[Work instruction]
What is the number of lines below that hold "label"? Answer with that number only.

[Exercise material]

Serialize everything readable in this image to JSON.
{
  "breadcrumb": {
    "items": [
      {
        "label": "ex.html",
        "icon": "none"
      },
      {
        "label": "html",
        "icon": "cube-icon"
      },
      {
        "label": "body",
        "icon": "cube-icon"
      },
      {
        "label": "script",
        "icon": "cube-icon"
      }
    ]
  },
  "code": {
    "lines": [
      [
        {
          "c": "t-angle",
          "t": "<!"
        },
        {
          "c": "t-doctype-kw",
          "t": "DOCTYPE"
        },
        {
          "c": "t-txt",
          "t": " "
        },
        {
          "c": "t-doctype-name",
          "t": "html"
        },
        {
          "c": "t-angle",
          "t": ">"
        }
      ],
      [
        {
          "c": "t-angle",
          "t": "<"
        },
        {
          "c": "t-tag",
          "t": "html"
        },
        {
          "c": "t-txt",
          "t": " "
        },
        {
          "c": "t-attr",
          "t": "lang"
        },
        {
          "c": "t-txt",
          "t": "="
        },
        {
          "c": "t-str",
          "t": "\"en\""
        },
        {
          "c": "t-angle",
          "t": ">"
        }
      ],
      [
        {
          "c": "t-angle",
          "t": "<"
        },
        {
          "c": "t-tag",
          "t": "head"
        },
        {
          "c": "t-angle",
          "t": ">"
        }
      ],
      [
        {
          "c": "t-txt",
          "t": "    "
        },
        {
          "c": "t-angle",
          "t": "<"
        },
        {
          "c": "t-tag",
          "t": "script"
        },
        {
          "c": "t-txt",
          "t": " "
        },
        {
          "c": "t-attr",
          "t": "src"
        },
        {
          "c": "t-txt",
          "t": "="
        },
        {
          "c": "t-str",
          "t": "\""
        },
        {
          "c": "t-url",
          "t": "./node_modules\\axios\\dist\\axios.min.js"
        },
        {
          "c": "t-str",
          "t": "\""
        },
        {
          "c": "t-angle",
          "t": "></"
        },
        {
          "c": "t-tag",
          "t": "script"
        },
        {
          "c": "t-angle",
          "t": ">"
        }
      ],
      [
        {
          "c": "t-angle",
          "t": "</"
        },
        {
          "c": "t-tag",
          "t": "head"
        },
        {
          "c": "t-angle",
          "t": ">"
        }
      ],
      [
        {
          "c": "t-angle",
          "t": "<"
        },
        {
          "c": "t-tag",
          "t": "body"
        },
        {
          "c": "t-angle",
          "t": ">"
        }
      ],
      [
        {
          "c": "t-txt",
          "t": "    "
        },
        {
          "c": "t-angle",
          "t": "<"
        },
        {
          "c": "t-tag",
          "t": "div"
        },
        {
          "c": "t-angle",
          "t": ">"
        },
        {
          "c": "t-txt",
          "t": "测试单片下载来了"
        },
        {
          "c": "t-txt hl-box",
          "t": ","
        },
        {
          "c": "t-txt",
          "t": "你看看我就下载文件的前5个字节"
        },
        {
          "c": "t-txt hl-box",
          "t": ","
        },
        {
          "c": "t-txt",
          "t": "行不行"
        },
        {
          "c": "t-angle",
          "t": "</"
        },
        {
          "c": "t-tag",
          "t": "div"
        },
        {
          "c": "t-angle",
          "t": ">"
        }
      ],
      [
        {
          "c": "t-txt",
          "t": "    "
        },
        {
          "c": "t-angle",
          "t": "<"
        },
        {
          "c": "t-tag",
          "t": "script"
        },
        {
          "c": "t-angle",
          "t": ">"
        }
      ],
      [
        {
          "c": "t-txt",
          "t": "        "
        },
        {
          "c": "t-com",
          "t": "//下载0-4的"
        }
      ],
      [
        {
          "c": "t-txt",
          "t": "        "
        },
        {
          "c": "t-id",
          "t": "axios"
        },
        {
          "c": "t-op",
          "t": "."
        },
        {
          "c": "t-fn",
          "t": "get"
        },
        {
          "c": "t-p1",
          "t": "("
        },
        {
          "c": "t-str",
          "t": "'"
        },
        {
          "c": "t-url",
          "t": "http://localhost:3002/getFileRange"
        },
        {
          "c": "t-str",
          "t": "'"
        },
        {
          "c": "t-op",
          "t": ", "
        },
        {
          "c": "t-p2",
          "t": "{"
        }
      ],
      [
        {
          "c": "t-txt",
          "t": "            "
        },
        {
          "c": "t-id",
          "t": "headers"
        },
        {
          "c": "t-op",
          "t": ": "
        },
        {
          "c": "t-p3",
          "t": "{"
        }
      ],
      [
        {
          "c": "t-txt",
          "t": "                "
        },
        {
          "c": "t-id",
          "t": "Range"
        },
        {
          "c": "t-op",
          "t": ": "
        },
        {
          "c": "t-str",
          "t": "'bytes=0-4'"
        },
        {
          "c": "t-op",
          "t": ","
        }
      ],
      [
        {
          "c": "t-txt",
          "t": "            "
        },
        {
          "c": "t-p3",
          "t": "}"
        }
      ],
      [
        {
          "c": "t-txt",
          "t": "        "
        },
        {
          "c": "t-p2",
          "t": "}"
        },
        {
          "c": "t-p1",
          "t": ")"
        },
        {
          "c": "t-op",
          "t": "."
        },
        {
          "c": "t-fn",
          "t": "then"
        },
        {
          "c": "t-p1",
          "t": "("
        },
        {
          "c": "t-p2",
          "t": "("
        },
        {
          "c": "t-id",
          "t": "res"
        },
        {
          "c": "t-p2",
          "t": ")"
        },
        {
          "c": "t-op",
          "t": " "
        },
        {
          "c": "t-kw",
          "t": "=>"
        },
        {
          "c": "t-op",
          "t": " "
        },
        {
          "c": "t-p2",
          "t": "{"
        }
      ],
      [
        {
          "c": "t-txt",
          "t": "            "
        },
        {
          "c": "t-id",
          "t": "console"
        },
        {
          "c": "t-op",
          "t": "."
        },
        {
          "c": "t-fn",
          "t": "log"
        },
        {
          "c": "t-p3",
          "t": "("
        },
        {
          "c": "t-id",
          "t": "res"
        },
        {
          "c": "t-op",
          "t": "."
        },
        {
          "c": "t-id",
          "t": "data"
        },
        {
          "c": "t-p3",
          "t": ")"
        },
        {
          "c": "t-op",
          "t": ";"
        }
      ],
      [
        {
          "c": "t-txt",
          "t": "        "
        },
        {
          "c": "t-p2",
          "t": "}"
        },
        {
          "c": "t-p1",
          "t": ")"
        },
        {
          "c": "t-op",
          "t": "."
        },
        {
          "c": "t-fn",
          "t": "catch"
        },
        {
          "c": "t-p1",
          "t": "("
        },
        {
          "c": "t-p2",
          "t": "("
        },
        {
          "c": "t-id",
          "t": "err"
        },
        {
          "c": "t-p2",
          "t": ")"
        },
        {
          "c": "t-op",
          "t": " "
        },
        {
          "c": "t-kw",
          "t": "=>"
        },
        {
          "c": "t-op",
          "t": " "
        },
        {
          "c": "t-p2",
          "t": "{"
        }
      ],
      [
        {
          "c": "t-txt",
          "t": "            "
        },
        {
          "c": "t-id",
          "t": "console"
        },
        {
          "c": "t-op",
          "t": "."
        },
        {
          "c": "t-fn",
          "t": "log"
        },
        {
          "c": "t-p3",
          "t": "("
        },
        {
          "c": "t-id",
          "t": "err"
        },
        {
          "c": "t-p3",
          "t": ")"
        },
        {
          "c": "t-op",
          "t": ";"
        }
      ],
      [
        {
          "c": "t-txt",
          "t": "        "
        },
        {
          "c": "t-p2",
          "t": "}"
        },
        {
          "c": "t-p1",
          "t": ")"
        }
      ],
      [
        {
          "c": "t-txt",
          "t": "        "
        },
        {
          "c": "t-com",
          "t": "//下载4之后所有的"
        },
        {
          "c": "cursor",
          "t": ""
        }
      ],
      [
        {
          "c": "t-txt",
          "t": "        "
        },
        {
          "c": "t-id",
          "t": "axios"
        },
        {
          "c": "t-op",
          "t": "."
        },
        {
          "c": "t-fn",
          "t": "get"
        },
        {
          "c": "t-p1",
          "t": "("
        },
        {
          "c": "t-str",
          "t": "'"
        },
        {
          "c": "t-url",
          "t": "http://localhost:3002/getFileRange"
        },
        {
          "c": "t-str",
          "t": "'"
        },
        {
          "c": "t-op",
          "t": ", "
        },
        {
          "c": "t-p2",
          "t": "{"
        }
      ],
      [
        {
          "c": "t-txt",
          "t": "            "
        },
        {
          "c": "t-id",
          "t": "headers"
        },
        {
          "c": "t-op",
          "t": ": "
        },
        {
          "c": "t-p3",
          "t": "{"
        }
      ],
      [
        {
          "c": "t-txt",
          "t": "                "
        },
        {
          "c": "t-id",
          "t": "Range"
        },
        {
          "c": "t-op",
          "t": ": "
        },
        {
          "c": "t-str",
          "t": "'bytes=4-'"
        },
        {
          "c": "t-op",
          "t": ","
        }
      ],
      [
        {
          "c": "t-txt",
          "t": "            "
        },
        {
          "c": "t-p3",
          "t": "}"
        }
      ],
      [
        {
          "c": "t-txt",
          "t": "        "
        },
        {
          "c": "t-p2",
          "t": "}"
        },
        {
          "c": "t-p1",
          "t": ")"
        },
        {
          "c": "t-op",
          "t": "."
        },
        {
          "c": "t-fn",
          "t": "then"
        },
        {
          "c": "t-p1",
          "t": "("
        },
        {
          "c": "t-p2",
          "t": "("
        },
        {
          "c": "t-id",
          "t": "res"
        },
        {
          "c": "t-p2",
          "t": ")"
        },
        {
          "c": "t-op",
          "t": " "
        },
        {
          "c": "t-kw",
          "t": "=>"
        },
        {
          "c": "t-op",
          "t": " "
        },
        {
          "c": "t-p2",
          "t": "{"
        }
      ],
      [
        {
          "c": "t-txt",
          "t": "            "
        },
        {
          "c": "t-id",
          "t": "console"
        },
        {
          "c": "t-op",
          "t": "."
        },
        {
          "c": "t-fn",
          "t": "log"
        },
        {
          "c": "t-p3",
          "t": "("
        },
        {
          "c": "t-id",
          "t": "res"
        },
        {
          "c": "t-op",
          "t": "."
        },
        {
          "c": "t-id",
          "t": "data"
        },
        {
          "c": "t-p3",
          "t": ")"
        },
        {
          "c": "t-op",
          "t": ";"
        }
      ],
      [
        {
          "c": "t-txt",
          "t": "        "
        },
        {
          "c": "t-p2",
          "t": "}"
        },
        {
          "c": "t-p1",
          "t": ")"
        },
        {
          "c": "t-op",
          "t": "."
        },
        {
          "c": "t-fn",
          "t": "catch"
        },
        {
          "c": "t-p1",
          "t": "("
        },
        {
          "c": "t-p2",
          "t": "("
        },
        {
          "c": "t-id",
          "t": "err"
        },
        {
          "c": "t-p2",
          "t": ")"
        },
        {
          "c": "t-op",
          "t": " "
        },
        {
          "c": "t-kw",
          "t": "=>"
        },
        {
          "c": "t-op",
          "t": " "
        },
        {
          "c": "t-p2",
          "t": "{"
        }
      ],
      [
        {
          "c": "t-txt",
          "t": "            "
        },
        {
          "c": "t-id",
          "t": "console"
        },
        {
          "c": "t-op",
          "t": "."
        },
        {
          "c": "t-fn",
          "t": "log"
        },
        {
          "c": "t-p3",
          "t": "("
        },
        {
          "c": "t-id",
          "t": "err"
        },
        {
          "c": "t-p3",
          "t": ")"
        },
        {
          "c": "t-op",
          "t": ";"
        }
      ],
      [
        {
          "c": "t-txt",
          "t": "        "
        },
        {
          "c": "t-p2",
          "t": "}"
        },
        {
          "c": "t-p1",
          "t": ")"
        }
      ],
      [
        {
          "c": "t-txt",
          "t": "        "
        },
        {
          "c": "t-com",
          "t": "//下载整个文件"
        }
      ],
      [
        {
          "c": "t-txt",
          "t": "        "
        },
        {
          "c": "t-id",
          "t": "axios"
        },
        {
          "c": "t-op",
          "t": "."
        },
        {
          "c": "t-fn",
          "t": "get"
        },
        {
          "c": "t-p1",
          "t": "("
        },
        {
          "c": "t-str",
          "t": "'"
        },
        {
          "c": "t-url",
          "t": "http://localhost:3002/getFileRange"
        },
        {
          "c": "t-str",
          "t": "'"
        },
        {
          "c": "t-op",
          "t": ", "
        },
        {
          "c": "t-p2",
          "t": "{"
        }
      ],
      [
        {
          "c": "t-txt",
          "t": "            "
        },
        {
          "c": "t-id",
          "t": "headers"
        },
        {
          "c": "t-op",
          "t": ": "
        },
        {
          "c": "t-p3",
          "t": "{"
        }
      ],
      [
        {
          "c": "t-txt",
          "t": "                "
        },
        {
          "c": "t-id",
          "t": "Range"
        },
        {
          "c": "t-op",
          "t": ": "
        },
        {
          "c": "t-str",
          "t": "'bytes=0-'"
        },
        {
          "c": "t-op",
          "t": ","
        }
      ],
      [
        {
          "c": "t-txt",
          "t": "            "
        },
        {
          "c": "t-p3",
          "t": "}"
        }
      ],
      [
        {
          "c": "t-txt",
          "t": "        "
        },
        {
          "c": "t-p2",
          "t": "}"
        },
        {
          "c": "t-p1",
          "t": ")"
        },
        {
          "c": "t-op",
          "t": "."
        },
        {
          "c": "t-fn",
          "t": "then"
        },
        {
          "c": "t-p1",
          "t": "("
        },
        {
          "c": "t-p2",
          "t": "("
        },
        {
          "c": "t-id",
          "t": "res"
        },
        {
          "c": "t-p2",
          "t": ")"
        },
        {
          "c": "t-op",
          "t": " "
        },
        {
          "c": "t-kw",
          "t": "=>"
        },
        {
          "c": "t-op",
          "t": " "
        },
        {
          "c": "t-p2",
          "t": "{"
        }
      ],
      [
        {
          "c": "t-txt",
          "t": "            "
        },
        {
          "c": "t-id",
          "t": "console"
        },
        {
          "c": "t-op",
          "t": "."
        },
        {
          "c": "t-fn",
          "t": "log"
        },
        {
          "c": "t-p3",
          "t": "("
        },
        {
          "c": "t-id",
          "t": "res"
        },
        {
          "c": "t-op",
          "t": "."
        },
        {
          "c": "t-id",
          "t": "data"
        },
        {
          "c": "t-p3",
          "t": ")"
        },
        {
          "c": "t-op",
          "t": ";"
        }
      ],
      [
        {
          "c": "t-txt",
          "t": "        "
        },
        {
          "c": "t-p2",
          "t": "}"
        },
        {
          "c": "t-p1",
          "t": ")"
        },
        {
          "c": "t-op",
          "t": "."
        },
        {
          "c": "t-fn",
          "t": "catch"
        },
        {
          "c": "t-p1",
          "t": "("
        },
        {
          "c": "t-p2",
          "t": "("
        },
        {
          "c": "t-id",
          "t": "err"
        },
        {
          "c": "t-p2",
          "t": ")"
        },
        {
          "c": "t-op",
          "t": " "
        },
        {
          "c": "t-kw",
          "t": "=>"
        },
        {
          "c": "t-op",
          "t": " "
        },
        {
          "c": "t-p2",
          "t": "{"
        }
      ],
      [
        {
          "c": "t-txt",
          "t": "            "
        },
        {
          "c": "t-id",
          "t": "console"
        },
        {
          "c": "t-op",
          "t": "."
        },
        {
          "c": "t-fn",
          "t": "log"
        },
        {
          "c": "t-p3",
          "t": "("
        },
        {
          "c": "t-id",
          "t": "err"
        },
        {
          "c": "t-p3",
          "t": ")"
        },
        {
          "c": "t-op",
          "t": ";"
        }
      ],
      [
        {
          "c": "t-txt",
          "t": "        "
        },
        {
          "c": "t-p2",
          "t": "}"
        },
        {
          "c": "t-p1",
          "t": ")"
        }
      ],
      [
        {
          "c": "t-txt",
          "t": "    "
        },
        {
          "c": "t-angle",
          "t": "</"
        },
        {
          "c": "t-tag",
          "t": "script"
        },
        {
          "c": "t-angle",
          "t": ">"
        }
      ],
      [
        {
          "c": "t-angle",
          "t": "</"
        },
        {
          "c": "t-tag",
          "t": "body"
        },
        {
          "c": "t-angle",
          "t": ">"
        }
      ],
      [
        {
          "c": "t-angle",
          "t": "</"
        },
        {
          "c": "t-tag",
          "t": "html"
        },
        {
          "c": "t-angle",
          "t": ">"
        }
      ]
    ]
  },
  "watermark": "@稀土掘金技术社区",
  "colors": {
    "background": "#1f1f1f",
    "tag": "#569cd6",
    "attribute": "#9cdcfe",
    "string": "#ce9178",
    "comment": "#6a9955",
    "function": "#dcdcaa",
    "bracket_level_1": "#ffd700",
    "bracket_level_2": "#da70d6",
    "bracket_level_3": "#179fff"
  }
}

[Response below]
4